PricewaterhouseCoopers LLP sponsored this webcast: Corporate leaders have long recognized that the pace of change continues to increase in velocity, thus challenging management’s execution of the business’ strategic and tactical plans. Enterprise Risk Management (ERM) is a management tool that can be effective in identifying and assessing the risks that come with change and allow management to respond to their organization’s changing risk profile in a timely fashion. The speakers were all from PricewaterhouseCoopers LLP:
- Joseph C. Atkinson, Principal
- Brian Brown, Partner
- Peter Frank, Director
- Catherine Jourdan, Director
These are my notes.
Why focus on risk? Changes in the marketplace and the world economy has given the perception that the world is a riskier place. That may or not be true. But people are more focused on risk. It seems that poor risk management had a role in the recent economic troubles. Joe advocates that risk assessment should be integrated into business processes.
Brian took over and focused on defining risk and risk management. “Risk assessment is a systematic process for identifying and evaluating the events that could affect the achievement of an organization’s objectives, both positively or negatively.”
Risk Assessment can be mandatory or voluntary. Anti-Money-Laundering, Basel II, and Sarbanes-Oxley compliance all require formalized risk assessment and focus on such processes as monitoring of client accounts, operational risk management, and internal control over financial reporting. Often it also voluntary, driven by business needs, to assess development opportunities, talent retention, operational efficiency and performance improvement.
There are three primary frameworks for risk management: COSO‘s ERM requirements, Federal Sentencing Guidelines, and OCEG’s Red Book.
Peter took over and focused on the challenges to an effective risk assessment. Common business challenges include:
- Risk assessment is viewed only as an episodic initiative, a required report that needs to be updated
- An inordinate amount of effort is invested in gathering data and information, and the volume is difficult to interpret and leverage in a meaningful way for executive leadership
- The risk assessment is viewed as a conclusion of the process, rather than a starting point.
- Risks are identified and risk mitigation practices are emphasized without meaningful understanding of impact, causing some risks to be over-controlled and stifling innovation
- Risk assessment is viewed as an additional function or department, not as an integrated management capability to embed in day-to-day activities
- Accountability for risk management and performance management resides in silos
- Multiple risks assessments are performed, using different definitions and measurements of risks, creating confusion and making confident action impossible
Catherine moved on to the six essential steps to performing a risk assessment.
- Identify relevant business objectives
- Identify events that that could affect the achievement of objectives
- Determine risk tolerance
- Assess inherent likelihood and impact of risks
- Evaluate the portfolio of risks and determine risk responses
- Assess residual likelihood and impact of risks

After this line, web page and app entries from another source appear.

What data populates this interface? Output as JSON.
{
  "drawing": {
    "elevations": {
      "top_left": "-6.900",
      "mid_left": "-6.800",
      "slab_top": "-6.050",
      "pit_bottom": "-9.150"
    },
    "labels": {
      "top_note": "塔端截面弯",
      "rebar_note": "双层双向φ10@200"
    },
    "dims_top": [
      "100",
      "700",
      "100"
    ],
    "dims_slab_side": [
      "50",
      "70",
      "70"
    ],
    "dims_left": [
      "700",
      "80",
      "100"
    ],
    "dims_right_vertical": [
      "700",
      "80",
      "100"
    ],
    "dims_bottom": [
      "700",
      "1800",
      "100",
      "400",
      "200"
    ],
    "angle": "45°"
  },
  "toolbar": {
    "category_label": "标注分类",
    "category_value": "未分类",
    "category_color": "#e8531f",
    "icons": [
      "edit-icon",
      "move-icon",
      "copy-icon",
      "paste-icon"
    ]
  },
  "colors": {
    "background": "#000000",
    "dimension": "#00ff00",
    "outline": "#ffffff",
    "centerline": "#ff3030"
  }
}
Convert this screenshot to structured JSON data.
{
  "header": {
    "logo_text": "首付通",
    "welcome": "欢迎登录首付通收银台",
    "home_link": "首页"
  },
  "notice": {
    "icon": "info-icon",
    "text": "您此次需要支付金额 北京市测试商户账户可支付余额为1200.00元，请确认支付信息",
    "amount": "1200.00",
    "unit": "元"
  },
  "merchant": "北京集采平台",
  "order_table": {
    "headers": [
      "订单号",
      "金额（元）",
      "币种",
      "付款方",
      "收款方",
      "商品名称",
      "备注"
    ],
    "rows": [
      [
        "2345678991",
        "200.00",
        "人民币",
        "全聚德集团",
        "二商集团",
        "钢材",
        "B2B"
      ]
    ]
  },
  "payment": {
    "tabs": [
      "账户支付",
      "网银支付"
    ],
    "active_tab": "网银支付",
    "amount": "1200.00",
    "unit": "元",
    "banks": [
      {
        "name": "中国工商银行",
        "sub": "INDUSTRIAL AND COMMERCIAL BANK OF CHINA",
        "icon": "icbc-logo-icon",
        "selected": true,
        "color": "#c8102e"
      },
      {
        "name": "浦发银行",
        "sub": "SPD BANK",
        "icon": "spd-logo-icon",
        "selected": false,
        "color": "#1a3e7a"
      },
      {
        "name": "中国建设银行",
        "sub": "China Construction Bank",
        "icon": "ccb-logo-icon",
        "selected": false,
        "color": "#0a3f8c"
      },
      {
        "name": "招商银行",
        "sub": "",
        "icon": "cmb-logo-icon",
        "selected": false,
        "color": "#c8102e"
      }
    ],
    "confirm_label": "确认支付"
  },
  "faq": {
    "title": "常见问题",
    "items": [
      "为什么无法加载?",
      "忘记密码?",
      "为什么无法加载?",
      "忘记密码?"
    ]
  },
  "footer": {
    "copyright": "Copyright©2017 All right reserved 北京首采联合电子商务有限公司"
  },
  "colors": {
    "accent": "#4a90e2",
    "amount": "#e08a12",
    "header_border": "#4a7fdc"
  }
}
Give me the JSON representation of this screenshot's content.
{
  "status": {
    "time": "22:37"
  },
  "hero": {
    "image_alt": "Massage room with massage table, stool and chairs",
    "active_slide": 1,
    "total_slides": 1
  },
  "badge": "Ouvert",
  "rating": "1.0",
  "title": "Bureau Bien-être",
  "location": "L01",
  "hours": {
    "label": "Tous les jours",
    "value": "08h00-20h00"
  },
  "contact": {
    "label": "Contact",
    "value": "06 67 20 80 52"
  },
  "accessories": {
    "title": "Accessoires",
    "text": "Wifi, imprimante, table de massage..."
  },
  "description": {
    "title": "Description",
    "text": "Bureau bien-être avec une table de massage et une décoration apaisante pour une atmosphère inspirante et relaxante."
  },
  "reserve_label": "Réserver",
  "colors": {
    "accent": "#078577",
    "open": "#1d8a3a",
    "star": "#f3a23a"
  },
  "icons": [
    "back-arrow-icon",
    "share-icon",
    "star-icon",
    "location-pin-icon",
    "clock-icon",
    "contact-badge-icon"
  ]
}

Joe came back to conclude that “risk assessment discipline should be embedded in the organization’s regular business processes and yield valuable information to support decision-making to help systematically link risk, reward, and performance management.”